I ask them when they write. Some get up at four AM, or write after everyone has gone to sleep. Some write on their lunch hours. Continue reading “WRITING WHILE LIVING”

GROWING UP WRITING

By Nancy McCabe
Spalding MFA Faculty, Creative Nonfiction

“…reminiscing about my origins as a writer is not just a nostalgic act, but one that helps me to keep sight of the reasons why I write.”

I’m surprised by people who think of writing as drudgery, an onerous task we take on to punish ourselves only because of our unforgiving work ethics. For me, the need to write goes back to my childhood, when writing was just another game, like playacting or drawing. Writing, when I was young, was a pleasure, a refuge, solace, a chance to play, with no need to demand perfection from myself, and writing as an adult, is, much of the time, an attempt to recapture that experience. Continue reading “GROWING UP WRITING”

CRAFTING SURPRISE IN FICTION

By Beth Ann Bauman
Spalding MFA Faculty, Writing for Children & Young Adults

There are truisms about life we all accept—e.g., rejection and loss are painful, success feels great, grief is sad, and so on. And undoubtedly you’ll include universal truisms in your work because you want to reflect life accurately. But what’s more interesting and real are when characters and events surprise us in some way. Because here’s another truism—life is strange. Continue reading “CRAFTING SURPRISE IN FICTION”

THE WORLD IS OUR CLASSROOM: Spalding’s Residency in Edinburgh, July 2017

By Katy Yocom
Spalding MFA Associate Administrative Director

“While in Edinburgh, we’ll stay at a hotel overlooking the Princes Street Gardens, with a view of the imposing Edinburgh Castle.
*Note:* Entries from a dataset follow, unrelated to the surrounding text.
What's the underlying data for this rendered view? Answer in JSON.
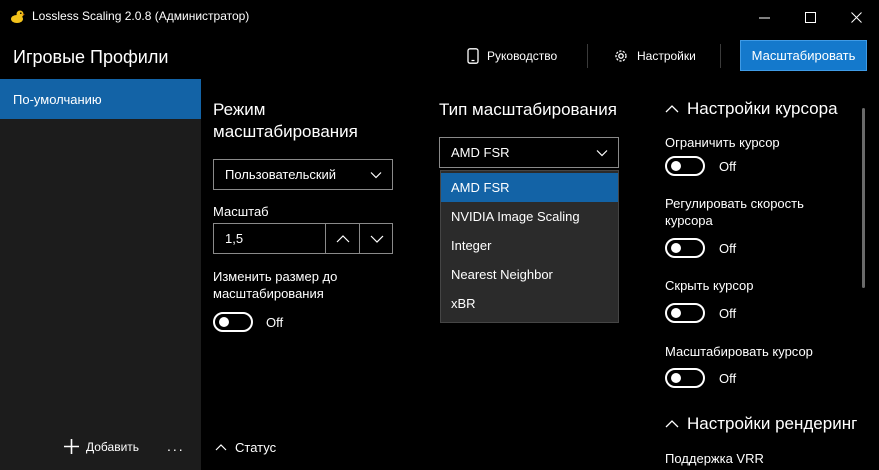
{
  "window": {
    "title": "Lossless Scaling 2.0.8 (Администратор)"
  },
  "header": {
    "title": "Игровые Профили",
    "guide_label": "Руководство",
    "settings_label": "Настройки",
    "scale_button_label": "Масштабировать"
  },
  "sidebar": {
    "items": [
      {
        "label": "По-умолчанию",
        "selected": true
      }
    ],
    "add_label": "Добавить",
    "more_label": "..."
  },
  "scaling_mode": {
    "heading": "Режим масштабирования",
    "selected": "Пользовательский",
    "scale_label": "Масштаб",
    "scale_value": "1,5",
    "resize_label": "Изменить размер до масштабирования",
    "resize_toggle": "Off"
  },
  "scaling_type": {
    "heading": "Тип масштабирования",
    "selected": "AMD FSR",
    "options": [
      "AMD FSR",
      "NVIDIA Image Scaling",
      "Integer",
      "Nearest Neighbor",
      "xBR"
    ]
  },
  "cursor_settings": {
    "heading": "Настройки курсора",
    "items": [
      {
        "label": "Ограничить курсор",
        "state": "Off"
      },
      {
        "label": "Регулировать скорость курсора",
        "state": "Off"
      },
      {
        "label": "Скрыть курсор",
        "state": "Off"
      },
      {
        "label": "Масштабировать курсор",
        "state": "Off"
      }
    ]
  },
  "render_settings": {
    "heading": "Настройки рендеринг",
    "first_item": "Поддержка VRR"
  },
  "status": {
    "label": "Статус"
  },
  "colors": {
    "accent": "#1479cc",
    "selection": "#1363a6",
    "sidebar_bg": "#1c1c1c",
    "dropdown_bg": "#2b2b2b"
  }
}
Our classroom space is a few minutes’ walk away, through the gardens and past the Scottish National Gallery.”

At Spalding, we believe the best writing springs from a rich accumulation of life experiences.
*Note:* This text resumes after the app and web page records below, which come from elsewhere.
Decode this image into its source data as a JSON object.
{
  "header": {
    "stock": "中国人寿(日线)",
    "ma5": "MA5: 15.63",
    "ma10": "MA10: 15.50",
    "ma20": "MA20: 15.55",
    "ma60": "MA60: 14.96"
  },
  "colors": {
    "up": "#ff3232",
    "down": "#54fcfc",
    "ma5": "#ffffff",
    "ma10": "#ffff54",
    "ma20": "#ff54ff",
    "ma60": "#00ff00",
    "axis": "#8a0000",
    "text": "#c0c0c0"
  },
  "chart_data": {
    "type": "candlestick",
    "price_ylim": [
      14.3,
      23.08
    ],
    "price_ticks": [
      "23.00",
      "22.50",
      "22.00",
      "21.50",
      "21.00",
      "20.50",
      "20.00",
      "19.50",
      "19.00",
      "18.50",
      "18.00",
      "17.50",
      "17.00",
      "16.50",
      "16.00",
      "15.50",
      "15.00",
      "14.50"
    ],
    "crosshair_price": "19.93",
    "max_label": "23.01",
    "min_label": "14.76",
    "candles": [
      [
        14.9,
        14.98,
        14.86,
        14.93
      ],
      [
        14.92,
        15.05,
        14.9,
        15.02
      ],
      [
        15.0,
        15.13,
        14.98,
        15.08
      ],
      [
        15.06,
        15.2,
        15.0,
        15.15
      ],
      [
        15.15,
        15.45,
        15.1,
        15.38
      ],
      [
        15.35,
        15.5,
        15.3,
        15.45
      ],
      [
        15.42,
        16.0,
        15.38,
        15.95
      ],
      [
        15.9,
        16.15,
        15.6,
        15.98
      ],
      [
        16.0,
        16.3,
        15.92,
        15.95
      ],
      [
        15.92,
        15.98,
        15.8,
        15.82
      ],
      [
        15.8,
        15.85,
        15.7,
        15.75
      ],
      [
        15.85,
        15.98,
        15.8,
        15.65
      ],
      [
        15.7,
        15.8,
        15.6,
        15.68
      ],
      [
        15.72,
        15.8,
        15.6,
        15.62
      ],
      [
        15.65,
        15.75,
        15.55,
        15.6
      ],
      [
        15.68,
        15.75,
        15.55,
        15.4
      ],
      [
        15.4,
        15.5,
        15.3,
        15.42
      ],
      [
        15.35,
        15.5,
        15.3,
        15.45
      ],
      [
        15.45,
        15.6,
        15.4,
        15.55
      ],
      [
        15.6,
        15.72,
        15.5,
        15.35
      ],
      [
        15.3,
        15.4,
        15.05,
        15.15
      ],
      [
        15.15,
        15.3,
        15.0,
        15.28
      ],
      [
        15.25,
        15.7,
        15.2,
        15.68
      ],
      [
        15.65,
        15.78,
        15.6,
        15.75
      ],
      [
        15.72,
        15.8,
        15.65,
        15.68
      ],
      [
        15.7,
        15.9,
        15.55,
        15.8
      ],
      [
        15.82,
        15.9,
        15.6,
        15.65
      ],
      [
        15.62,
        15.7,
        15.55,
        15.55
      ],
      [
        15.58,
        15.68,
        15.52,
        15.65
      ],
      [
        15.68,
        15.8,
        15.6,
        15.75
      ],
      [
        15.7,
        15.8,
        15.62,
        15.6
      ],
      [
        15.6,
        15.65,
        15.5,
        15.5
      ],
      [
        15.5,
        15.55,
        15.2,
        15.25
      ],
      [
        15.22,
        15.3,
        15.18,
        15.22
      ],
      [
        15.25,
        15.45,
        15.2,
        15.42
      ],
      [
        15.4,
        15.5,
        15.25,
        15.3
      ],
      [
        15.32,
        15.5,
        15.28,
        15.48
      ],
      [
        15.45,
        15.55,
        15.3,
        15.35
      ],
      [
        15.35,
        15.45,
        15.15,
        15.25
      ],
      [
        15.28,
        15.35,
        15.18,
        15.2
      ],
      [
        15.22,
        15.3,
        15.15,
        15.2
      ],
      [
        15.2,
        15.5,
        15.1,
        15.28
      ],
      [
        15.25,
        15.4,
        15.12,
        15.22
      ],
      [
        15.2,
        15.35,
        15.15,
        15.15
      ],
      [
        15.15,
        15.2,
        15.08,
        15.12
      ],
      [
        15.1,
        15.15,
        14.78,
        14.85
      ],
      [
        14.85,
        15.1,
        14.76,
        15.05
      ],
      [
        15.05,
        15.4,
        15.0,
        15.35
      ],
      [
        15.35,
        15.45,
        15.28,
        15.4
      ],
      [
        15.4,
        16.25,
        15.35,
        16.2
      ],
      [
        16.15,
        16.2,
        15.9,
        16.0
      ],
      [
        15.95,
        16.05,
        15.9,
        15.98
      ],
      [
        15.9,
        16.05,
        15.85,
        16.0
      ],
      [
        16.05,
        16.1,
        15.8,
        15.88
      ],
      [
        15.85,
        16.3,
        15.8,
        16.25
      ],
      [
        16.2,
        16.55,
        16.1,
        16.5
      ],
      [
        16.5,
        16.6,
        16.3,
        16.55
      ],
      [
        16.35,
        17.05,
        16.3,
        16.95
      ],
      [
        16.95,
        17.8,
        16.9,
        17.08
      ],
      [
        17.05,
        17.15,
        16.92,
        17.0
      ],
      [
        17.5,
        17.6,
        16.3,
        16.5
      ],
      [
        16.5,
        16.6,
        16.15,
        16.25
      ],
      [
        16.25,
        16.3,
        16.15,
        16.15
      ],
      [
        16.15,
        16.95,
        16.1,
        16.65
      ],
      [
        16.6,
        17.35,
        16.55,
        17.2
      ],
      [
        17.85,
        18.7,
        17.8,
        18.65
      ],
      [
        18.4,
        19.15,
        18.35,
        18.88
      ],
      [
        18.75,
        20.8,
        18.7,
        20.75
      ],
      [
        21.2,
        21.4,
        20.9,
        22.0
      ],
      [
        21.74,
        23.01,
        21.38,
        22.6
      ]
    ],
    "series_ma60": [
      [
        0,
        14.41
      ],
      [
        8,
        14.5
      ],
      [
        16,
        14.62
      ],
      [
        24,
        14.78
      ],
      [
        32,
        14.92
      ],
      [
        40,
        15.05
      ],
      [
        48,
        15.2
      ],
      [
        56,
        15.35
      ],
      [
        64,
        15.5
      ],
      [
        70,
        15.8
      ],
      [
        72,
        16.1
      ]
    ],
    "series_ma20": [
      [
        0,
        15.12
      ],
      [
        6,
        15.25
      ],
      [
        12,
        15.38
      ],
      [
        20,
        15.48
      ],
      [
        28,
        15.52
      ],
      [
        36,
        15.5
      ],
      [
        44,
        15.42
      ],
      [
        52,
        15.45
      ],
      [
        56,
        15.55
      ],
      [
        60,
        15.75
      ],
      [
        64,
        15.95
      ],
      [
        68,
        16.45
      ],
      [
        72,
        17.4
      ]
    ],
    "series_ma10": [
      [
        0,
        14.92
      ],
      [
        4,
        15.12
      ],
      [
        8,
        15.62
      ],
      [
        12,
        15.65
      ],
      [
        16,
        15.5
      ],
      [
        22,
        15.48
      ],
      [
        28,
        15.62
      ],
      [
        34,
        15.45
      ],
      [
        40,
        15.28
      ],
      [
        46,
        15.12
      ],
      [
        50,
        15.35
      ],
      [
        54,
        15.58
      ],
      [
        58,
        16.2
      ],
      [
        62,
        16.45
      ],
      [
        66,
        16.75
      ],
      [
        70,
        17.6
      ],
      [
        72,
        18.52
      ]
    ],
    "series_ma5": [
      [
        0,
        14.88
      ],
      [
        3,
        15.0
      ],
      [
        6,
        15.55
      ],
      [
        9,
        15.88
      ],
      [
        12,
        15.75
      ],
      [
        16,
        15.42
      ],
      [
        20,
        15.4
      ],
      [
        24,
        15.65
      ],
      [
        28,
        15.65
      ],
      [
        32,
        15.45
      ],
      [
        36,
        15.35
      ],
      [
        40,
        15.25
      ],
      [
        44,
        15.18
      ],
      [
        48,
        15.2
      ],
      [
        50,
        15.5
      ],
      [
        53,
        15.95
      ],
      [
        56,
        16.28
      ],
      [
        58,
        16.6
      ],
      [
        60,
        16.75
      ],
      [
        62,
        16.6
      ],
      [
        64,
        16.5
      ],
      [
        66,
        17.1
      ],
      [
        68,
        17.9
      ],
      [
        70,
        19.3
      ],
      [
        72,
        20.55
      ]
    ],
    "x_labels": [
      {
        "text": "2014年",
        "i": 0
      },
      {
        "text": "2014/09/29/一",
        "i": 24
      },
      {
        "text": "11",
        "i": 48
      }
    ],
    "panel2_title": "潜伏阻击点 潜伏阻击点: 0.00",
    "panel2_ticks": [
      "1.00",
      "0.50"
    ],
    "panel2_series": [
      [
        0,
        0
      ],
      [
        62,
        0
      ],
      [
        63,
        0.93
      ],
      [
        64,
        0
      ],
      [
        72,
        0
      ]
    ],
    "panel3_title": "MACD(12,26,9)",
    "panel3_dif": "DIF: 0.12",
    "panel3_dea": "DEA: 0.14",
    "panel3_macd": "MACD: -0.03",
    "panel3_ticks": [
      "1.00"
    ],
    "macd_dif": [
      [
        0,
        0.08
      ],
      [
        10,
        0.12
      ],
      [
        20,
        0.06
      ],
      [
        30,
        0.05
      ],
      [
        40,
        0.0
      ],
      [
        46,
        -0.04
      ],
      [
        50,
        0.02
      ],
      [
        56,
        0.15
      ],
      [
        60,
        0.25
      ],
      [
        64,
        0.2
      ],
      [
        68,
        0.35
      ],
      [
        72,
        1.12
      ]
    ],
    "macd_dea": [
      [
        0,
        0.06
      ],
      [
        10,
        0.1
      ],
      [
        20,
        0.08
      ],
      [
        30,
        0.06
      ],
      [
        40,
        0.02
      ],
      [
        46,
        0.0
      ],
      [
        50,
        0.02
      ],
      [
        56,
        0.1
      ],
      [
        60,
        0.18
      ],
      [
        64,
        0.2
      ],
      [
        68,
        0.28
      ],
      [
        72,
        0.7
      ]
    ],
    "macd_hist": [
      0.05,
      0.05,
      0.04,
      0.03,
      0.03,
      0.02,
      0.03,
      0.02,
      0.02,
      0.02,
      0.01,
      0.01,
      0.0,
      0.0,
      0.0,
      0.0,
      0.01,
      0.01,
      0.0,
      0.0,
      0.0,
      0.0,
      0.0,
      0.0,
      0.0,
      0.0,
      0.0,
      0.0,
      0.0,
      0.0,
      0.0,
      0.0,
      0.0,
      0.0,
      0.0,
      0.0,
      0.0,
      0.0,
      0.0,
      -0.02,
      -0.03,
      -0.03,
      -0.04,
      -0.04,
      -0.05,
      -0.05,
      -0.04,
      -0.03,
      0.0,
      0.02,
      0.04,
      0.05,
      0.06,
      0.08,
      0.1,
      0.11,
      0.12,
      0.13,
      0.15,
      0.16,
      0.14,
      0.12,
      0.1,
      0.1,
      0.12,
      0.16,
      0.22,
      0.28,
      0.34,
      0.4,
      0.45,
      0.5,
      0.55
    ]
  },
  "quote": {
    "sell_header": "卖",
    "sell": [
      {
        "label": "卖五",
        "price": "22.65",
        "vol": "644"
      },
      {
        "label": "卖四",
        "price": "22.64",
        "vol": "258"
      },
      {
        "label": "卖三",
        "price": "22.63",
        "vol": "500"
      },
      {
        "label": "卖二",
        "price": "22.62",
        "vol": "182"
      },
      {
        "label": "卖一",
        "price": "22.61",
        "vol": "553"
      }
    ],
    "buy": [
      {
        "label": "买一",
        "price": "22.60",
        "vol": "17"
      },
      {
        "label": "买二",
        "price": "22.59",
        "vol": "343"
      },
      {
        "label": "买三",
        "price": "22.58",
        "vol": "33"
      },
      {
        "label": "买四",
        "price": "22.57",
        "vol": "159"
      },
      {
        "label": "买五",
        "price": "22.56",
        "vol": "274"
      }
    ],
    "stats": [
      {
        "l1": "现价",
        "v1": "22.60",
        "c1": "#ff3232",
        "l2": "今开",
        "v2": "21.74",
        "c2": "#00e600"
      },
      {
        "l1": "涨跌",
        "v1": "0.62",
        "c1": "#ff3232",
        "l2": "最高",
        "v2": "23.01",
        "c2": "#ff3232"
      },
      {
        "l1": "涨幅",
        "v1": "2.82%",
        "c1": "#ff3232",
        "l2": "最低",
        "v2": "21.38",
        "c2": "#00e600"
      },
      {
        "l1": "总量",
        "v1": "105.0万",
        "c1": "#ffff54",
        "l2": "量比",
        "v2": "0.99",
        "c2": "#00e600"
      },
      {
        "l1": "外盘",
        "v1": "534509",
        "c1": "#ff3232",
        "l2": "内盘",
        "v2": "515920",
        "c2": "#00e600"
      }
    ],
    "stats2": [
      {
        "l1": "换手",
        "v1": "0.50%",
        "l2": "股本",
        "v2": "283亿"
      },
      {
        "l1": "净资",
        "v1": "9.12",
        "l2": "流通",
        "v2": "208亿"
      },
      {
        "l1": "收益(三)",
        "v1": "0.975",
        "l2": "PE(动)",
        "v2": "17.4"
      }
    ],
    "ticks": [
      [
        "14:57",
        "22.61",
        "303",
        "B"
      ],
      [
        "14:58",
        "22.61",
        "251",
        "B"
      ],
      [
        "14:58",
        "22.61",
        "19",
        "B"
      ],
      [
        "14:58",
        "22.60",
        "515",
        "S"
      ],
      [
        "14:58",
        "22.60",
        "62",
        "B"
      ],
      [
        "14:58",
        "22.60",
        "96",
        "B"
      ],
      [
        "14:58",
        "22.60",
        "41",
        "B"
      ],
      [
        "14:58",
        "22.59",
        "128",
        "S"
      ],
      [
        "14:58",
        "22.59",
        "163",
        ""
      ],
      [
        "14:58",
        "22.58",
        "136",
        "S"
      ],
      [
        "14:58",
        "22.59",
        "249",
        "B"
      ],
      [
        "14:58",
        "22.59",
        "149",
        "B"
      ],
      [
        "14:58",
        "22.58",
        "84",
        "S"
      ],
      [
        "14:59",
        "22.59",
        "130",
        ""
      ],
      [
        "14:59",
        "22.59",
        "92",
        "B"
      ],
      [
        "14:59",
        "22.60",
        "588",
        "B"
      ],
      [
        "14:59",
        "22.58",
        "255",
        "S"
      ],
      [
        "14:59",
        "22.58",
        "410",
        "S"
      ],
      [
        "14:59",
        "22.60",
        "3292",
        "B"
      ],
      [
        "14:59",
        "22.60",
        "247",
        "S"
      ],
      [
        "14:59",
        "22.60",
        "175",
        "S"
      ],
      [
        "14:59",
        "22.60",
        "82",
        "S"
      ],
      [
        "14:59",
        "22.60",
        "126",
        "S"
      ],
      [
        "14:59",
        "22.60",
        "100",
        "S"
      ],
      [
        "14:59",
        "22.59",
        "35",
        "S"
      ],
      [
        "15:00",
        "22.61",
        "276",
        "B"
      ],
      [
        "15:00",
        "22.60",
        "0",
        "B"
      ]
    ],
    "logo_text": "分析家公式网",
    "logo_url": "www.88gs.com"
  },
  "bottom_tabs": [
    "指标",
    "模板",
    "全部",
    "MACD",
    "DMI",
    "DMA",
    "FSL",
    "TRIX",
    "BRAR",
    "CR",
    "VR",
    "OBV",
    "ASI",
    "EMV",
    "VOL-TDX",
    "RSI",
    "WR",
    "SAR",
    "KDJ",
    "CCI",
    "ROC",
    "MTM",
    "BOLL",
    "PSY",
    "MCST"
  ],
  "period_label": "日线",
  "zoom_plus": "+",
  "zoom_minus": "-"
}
That’s why we take our low-residency MFA in Writing program overseas to study creative writing while exploring the literature, art, and culture of a different locale each summer. In 2017, we travel to Edinburgh, the historical and cultural heart of Scotland. Continue reading “THE WORLD IS OUR CLASSROOM: Spalding’s Residency in Edinburgh, July 2017”